» Problem description:
Every entry must be echoed exactly.

» Stored data:
......
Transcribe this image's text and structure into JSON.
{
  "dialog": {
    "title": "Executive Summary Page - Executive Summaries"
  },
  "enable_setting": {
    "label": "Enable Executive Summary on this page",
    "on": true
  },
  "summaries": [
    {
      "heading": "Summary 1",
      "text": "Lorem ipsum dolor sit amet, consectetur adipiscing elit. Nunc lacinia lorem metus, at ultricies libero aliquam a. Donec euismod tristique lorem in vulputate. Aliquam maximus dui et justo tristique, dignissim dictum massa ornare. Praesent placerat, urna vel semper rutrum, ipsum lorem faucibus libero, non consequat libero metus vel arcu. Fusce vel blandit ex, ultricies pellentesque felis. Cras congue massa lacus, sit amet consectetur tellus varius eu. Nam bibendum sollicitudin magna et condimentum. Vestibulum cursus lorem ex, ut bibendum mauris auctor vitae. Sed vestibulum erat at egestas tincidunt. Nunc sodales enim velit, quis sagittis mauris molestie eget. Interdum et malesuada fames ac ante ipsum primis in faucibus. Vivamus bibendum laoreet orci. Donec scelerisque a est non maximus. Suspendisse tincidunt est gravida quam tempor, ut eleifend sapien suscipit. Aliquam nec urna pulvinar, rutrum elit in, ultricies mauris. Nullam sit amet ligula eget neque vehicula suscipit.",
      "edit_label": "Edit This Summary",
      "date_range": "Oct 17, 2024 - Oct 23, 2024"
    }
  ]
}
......
» Answer below:
Transcribe this image's text and structure into JSON.
{
  "dialog": {
    "title": "Executive Summary Page - Executive Summaries"
  },
  "enable_setting": {
    "label": "Enable Executive Summary on this page",
    "on": true
  },
  "summaries": [
    {
      "heading": "Summary 1",
      "text": "Lorem ipsum dolor sit amet, consectetur adipiscing elit. Nunc lacinia lorem metus, at ultricies libero aliquam a. Donec euismod tristique lorem in vulputate. Aliquam maximus dui et justo tristique, dignissim dictum massa ornare. Praesent placerat, urna vel semper rutrum, ipsum lorem faucibus libero, non consequat libero metus vel arcu. Fusce vel blandit ex, ultricies pellentesque felis. Cras congue massa lacus, sit amet consectetur tellus varius eu. Nam bibendum sollicitudin magna et condimentum. Vestibulum cursus lorem ex, ut bibendum mauris auctor vitae. Sed vestibulum erat at egestas tincidunt. Nunc sodales enim velit, quis sagittis mauris molestie eget. Interdum et malesuada fames ac ante ipsum primis in faucibus. Vivamus bibendum laoreet orci. Donec scelerisque a est non maximus. Suspendisse tincidunt est gravida quam tempor, ut eleifend sapien suscipit. Aliquam nec urna pulvinar, rutrum elit in, ultricies mauris. Nullam sit amet ligula eget neque vehicula suscipit.",
      "edit_label": "Edit This Summary",
      "date_range": "Oct 17, 2024 - Oct 23, 2024"
    }
  ]
}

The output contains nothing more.